You will first need to configure vault with the correct backend, keys, polciies and app_role in order for Jerakia to be able to successfully authenticate and use the transit endpoint. For more in depth information on configuring Vault, see the post Managing Puppet Secrets with Jerakia and Vault which gives a step by step guide to preparing Vault for integration with Jerakia.
The Vault encryption provider requires at least the following information in order to be configured
Although using a regular token will work, it will eventually expire and require manual intervention to renew. We recommend using a
secret_id to enable Jerakia to automatically renew it’s expired tokens.
The following options are accepted in the
encryption section of
provider: Must be set to
vault_addr: The URL to access vault (default: https://127.0.0.1:8200)
vault_use_ssl: Must be set to false if you are using HTTP (default: true)
vault_ssl_key: Path to the SSL key (if using SSL)
vault_ssl_cert: Path to the SSL certificate (if using SSL)
vault_ssl_verify: Whether or not verify the SSL connection (default true)
vault_token: A regular Vault authentication token (not recommended)

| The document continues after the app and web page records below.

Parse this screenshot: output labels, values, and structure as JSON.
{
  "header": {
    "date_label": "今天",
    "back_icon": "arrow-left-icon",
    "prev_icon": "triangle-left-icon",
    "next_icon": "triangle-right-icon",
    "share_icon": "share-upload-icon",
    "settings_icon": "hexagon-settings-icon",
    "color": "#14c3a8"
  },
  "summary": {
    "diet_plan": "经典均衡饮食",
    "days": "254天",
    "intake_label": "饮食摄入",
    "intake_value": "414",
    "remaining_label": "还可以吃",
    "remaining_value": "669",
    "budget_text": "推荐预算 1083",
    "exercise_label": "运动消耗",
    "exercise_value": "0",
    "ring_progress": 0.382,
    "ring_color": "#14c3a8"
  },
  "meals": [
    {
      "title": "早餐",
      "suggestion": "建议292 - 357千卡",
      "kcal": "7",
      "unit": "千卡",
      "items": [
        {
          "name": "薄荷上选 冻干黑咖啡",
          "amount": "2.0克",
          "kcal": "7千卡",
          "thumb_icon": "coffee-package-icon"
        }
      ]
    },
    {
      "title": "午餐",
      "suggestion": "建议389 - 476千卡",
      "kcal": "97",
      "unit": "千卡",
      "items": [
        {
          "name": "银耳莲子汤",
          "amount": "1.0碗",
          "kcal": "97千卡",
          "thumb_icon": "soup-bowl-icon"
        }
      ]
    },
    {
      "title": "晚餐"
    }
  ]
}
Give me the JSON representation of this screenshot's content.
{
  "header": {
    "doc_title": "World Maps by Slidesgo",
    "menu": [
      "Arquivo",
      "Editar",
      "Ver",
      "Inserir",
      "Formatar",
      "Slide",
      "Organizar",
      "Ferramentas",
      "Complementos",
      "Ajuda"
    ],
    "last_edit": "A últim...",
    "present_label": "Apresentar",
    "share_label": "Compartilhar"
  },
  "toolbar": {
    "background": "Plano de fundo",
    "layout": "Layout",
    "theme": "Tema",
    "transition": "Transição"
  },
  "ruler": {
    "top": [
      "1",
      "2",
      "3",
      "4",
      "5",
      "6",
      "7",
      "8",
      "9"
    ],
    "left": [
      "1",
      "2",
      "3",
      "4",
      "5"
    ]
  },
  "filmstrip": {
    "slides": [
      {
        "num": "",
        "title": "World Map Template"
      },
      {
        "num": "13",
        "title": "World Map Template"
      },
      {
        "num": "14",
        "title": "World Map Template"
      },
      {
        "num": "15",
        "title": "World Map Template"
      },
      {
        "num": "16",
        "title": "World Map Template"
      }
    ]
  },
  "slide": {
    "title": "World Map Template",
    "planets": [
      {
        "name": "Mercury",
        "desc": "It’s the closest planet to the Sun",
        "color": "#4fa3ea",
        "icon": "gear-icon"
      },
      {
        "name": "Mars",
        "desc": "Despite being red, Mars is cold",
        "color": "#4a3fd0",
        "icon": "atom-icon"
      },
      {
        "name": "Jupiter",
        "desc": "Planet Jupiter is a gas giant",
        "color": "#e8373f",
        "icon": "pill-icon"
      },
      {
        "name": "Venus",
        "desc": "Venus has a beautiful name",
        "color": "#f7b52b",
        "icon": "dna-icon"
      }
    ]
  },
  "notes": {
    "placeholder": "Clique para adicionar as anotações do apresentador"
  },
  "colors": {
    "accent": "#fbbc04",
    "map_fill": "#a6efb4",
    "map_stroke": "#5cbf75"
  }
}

vault_role_id: The AppRole ID to use to connect to Vault
vault_secret_id: The Secret ID that corresponds to the
vault_api_version: The API version for vault (default: 1)
vault_keyname: The name of the key to use for transit backend (default: jerakia)
Once configured correctly, you can encrypt and decrypt values on the command line, eg:
The resulting encrypted string can be placed along side your regular data. When the encryption output filter is enabled in a lookup, this string will automatically be detected as encrypted and the provider will be called to decrypt it before passing the results back to the lookup requestor